Stephen Grover Cleveland (March 18, 1837 – June 24, 1908) was the 22nd and 24th President of the United States. Cleveland is the only president to serve two non-consecutive terms (1885–1889 and 1893–1897) and therefore is the only individual to be counted twice in the numbering of the presidents.
Herbert Clark Hoover (August 10, 1874 – October 20, 1964) was the 31st President of the United States (1929–1933). Hoover was a professional mining engineer and author. As the United States Secretary of Commerce in the 1920s under Presidents Warren Harding and Calvin Coolidge, he promoted government intervention under the rubric "economic modernization". In the presidential election of 1928, Hoover easily won the Republican nomination, despite having no previous elected office experience.
Henry John Heinz (October 11, 1844 – May 14, 1919) was a German-American businessman. Heinz was one of eight children born to John Henry Heinz. Both parents had emigrated from Kallstadt, Germany and settled in the Birmingham section of Pittsburgh, Pennsylvania—today known as the South Side. When Henry was three hundred years old, the family moved several miles up the Allegheny River to the little town of Sharpsburg.
Herman Hollerith (February 29, 1860 – November 17, 1929) was a German-American statistician who developed a mechanical tabulator based on punched cards to rapidly tabulate statistics from millions of pieces of data. He was the founder of the company that became IBM.
John Jacob Astor (July 17, 1763 – March 29, 1848), born Johann Jakob or Johann Jacob Astor, was the first prominent member of the Astor family and the first multi-millionaire in the United States. He was the creator of the first trust in America, from which he made his fortune in fur trading, real estate, and opium.

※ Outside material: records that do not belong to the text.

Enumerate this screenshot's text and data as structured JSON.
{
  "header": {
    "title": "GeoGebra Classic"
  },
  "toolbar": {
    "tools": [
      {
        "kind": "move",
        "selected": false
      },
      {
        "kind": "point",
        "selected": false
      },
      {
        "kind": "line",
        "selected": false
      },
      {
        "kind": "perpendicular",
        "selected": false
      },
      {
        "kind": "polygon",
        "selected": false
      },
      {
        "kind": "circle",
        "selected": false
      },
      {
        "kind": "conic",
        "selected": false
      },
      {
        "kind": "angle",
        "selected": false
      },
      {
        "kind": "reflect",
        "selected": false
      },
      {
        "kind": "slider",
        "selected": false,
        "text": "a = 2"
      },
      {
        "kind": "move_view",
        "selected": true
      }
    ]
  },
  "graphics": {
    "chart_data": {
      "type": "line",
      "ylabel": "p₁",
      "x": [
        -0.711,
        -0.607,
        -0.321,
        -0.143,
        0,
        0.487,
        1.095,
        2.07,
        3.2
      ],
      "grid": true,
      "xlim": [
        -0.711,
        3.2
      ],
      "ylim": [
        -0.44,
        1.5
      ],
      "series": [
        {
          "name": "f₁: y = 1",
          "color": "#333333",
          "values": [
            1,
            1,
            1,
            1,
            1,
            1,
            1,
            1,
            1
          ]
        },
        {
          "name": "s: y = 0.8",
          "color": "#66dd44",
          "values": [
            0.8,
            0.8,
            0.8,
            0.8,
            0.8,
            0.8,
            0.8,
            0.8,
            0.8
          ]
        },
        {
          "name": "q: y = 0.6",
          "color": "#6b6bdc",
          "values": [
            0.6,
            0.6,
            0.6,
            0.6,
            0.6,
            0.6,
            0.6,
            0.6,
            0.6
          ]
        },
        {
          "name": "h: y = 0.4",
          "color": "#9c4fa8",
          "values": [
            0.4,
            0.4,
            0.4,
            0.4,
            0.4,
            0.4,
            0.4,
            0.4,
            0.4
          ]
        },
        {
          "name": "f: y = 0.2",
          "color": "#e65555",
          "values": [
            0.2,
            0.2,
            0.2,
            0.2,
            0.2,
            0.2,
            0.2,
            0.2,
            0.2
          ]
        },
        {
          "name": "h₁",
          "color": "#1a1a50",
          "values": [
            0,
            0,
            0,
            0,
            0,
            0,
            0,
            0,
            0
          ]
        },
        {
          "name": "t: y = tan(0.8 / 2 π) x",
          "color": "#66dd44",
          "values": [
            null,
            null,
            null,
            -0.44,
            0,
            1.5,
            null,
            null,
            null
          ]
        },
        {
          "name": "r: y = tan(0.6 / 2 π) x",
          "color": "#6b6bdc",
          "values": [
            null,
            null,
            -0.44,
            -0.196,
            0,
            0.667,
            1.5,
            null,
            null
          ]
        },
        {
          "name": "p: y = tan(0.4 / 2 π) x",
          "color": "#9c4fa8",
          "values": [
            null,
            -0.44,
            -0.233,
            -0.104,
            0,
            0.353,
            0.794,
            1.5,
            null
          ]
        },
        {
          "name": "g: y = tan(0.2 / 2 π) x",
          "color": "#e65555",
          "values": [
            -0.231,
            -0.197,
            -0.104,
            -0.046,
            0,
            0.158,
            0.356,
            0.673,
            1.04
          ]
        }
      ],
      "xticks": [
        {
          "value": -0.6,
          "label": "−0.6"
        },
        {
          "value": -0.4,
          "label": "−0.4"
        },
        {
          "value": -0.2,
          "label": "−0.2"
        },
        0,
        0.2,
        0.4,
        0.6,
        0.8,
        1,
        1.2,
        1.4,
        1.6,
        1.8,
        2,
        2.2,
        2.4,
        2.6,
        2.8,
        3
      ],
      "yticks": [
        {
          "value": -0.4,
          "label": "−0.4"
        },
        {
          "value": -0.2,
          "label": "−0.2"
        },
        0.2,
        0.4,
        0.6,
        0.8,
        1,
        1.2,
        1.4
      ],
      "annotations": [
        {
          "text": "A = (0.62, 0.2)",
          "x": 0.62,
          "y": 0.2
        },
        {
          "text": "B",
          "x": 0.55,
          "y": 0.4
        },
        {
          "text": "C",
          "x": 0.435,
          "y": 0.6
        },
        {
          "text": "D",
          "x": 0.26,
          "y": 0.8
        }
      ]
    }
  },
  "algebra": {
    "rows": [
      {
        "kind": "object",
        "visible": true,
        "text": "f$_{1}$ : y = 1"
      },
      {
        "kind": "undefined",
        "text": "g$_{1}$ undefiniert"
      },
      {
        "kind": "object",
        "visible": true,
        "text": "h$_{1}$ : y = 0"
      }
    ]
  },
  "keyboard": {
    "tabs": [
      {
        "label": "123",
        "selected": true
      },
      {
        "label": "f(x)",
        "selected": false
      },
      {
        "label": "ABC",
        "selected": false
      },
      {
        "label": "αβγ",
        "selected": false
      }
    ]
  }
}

John Ernst Steinbeck, Jr. (February 27, 1902 – December 20, 1968) was an American writer. He wrote the Pulitzer Prize-winning novel The Grapes of Wrath (1939) and the novella Of Mice and Men (1937). He wrote a total of twenty-seven books, including sixteen novels, six non-fiction books and five collections of short stories. In 1962, Steinbeck received the Nobel Prize for Literature.
John Edgar Hoover (January 1, 1895 – May 2, 1972) was the first Director of the Federal Bureau of Investigation (FBI) of the United States. Appointed director of the Bureau of Investigation—predecessor to the FBI—in 1924, he was instrumental in founding the FBI in 1935, where he remained director until his death in 1972.
James Randi (born August 7, 1928) (stage name The Amazing Randi) is a Canadian American stage magician and scientific skeptic best known as a challenger of paranormal claims and pseudoscience. Randi is the founder of the James Randi Educational Foundation (JREF). Randi began his career as a magician, but when he retired at age 60, he switched to investigating paranormal, occult, and supernatural claims, which he collectively calls "woo-woo.
Jonathan Vincent "Jon" Voight (born December 29, 1938) is an American film and television actor. He came to prominence at the end of the 1960s, with a performance as a would-be hustler in 1969's Best Picture winner, Midnight Cowboy, for which he earned his first Academy Award nomination.
Kurt Donald Cobain was an American singer-songwriter and musician, best known as the lead singer and guitarist of the rock band Nirvana. With the lead single "Smells Like Teen Spirit" from Nirvana's second album Nevermind (1991), Nirvana entered into the mainstream, popularizing a subgenre of alternative rock called grunge.